SALISBURY, MD---Salisbury University celebrates African-American History Month in February with a series of performances and discussions.
Dr. Kate Clifford Larson keynotes the series with her talk “Harriet Tubman’s Journeys: New Research and Fresh Interpretations of an American Icon” 7 p.m. Wednesday, February 1, in the Wicomico Room of the Guerrieri University Center. SU’s Edward H. Nabb Research Center for Delmarva History and Culture co-sponsors the event.
The acclaimed American Spiritual Ensemble returns to Salisbury Friday-Saturday, February 3-4, performing at 8 p.m. at Asbury United Methodist Church. Tickets are $20, $15 for seniors. Their concerts are co-sponsored by the SU Department of Music and Charles R. and Martha N. Fulton School of Liberal Arts. For tickets call 410-749-2131.
A community choral workshop hosted by ensemble members with director Everett McCorvey, is 7:30 p.m. Wednesday, February 1, at the church. Master classes with SU students are 12:30 p.m. Thursday-Friday, February 2-3, in the Great Hall of Holloway Hall.
University Dining Services’ annual African-American History Month soul food dinner, featuring the Bernard Sweetney Jazz Quartet, is 4:30-7:30 p.m. Friday, February 10. Cost is $10.88, $6.60 for children 5 and under. The Cultural Affairs Office co-sponsors the event.

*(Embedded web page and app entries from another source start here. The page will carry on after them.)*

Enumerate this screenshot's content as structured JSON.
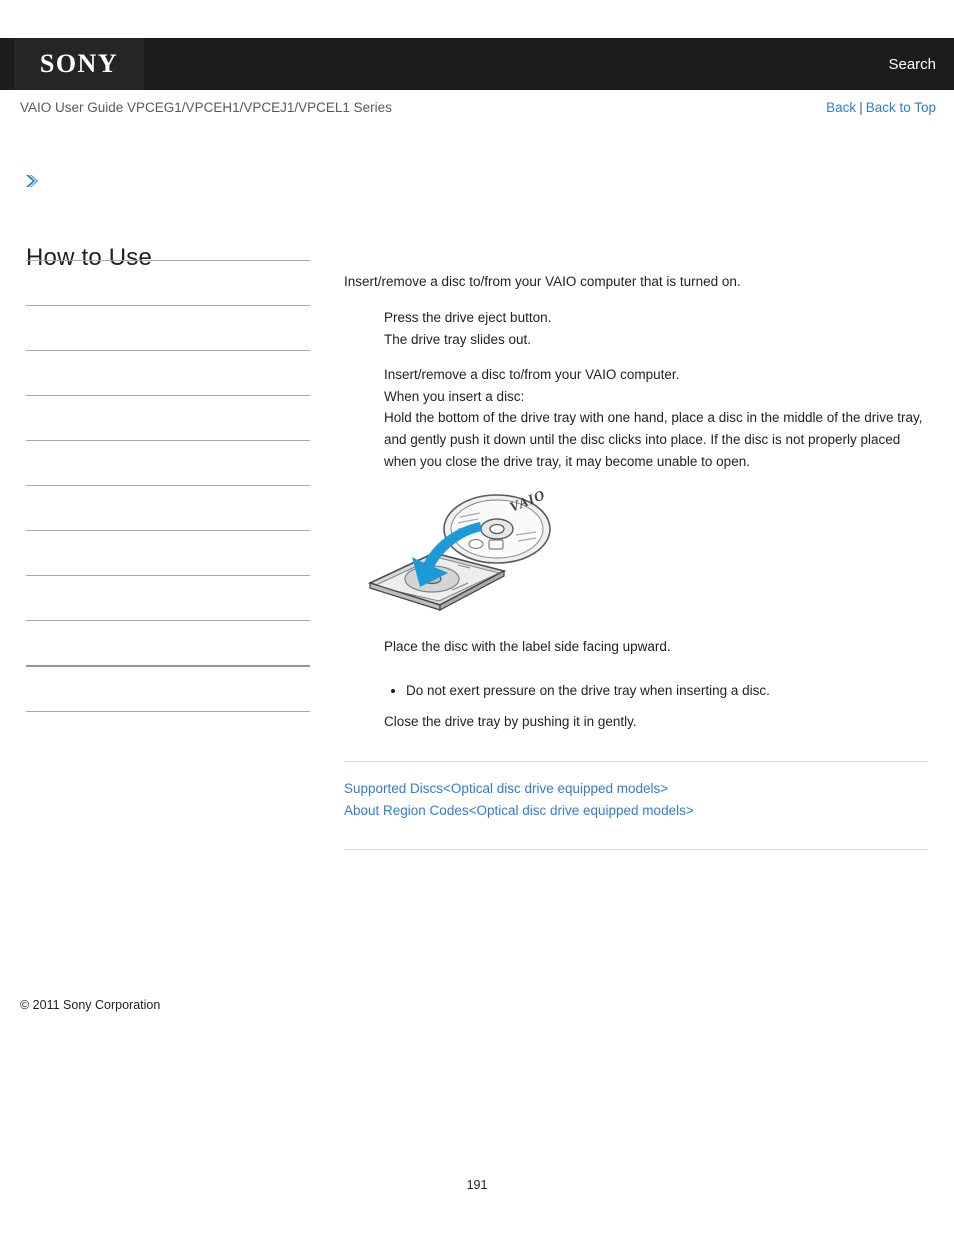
{
  "header": {
    "logo_text": "SONY",
    "search_label": "Search",
    "guide_title": "VAIO User Guide VPCEG1/VPCEH1/VPCEJ1/VPCEL1 Series",
    "back_label": "Back",
    "separator": "|",
    "back_to_top_label": "Back to Top",
    "accent_color": "#2a7fd4",
    "bar_color": "#1c1c1c"
  },
  "sidebar": {
    "expand_icon": "chevron-double-right-icon",
    "title": "How to Use",
    "items": [
      {
        "label": ""
      },
      {
        "label": ""
      },
      {
        "label": ""
      },
      {
        "label": ""
      },
      {
        "label": ""
      },
      {
        "label": ""
      },
      {
        "label": ""
      },
      {
        "label": ""
      },
      {
        "label": ""
      },
      {
        "label": ""
      }
    ],
    "copyright": "© 2011 Sony Corporation"
  },
  "main": {
    "intro": "Insert/remove a disc to/from your VAIO computer that is turned on.",
    "steps": [
      {
        "lines": [
          "Press the drive eject button.",
          "The drive tray slides out."
        ]
      },
      {
        "lines": [
          "Insert/remove a disc to/from your VAIO computer.",
          "When you insert a disc:",
          "Hold the bottom of the drive tray with one hand, place a disc in the middle of the drive tray, and gently push it down until the disc clicks into place. If the disc is not properly placed when you close the drive tray, it may become unable to open."
        ]
      }
    ],
    "figure": {
      "name": "disc-insertion-illustration",
      "disc_label": "VAIO",
      "arrow_color": "#1b9ad6"
    },
    "caption": "Place the disc with the label side facing upward.",
    "notes": [
      "Do not exert pressure on the drive tray when inserting a disc."
    ],
    "closing": "Close the drive tray by pushing it in gently.",
    "related_links": [
      "Supported Discs<Optical disc drive equipped models>",
      "About Region Codes<Optical disc drive equipped models>"
    ]
  },
  "footer": {
    "page_number": "191"
  }
}
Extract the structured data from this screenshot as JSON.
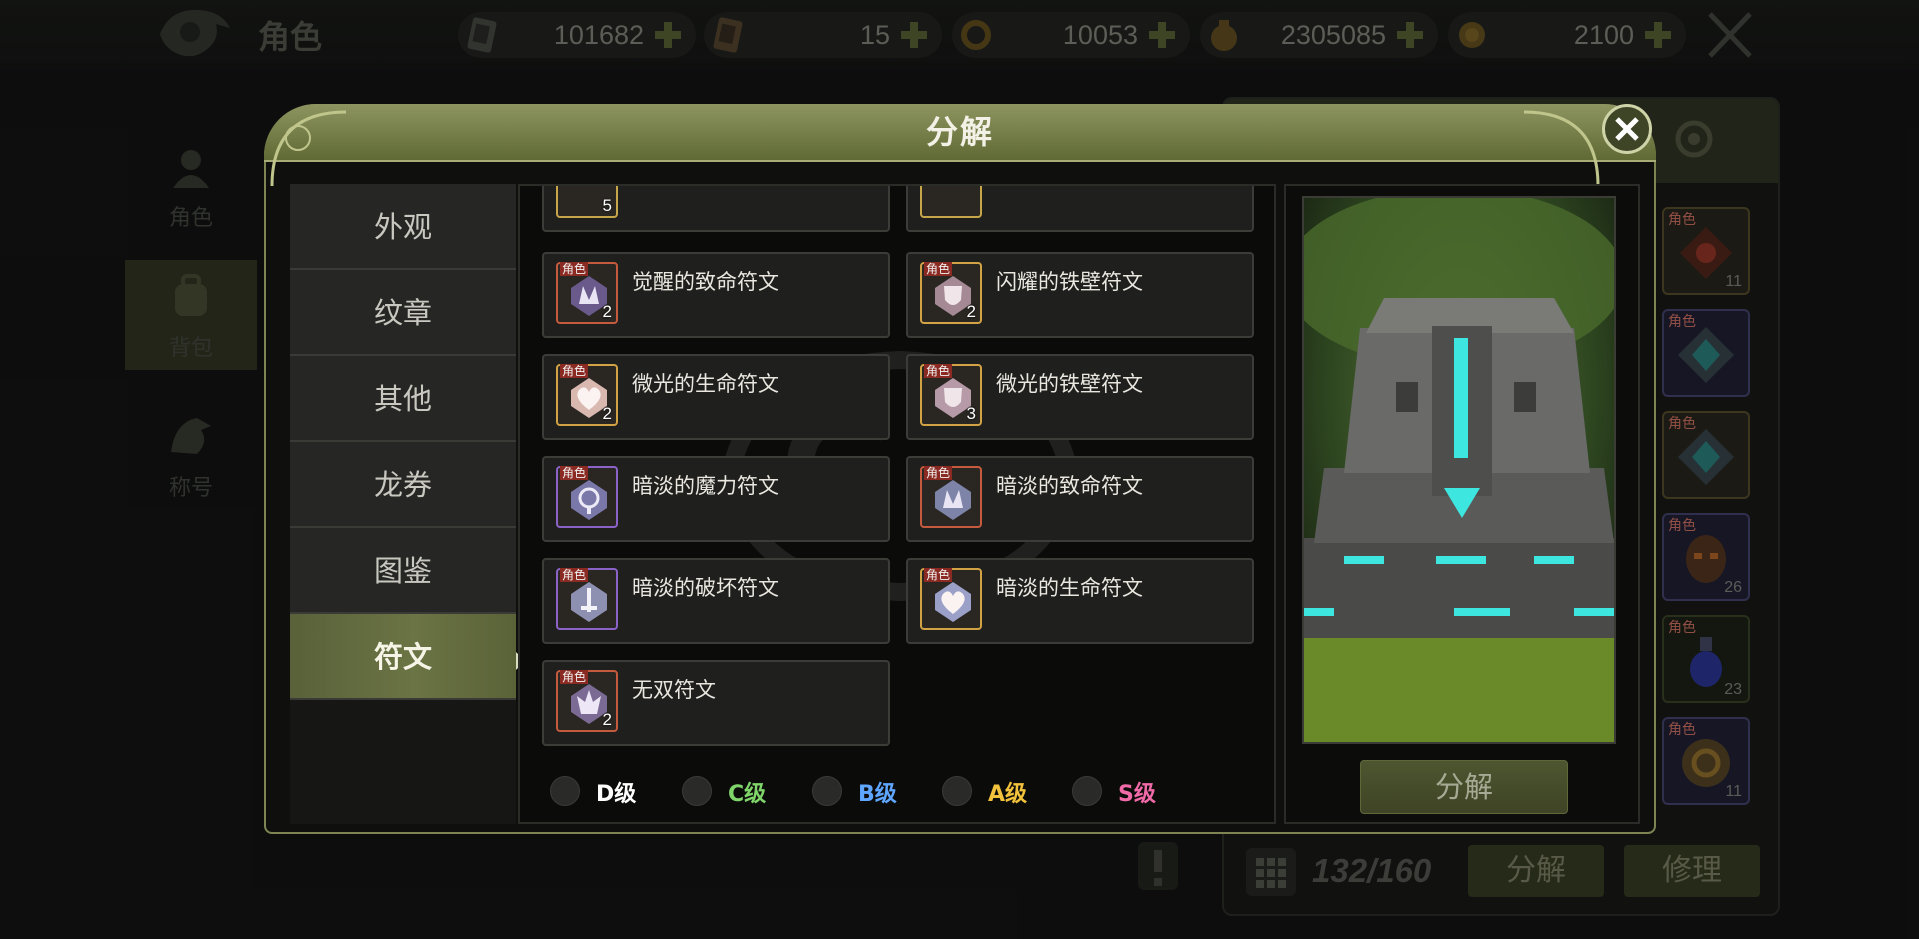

Dr. Clara Small, professor of history at SU, leads the semester’s inaugural installment of the Delmarva History Series with a discussion on the autobiography of 19th century abolitionist Frederick Douglass at 3 p.m. Tuesday, February 21, at the Nabb Center Gallery. The series is co-sponsored by the President’s Office, Fulton School and Nabb Research Center.
That evening, Bill Grimmette, past president of the National Association of Black Storytellers, steps into Douglass’ shoes to provide a first-hand account of his life from a fugitive slave to a nationally prominent author and lay minister. He has portrayed Douglass at venues including the Kennedy Center for the Performing Arts and Smithsonian Institution. His presentation is 7 p.m. in the Wicomico Room, co-sponsored by the Nabb Research Center.
The series culminates with the talk “Double Consciousness in the New Millennium” with Dr. James King of SU’s English Department 4 p.m. Thursday, February 23, in the Wicomico Room. King investigates the philosophical groundings of NAACP co-founder W.E.B. DuBois’ concept of “double consciousness.”
Sponsored by the Multicultural Student Services Office, admission to all events is free unless otherwise noted. The public is invited. For more information call 410-548-4503 or visit the SU Web site at www.salisbury.edu.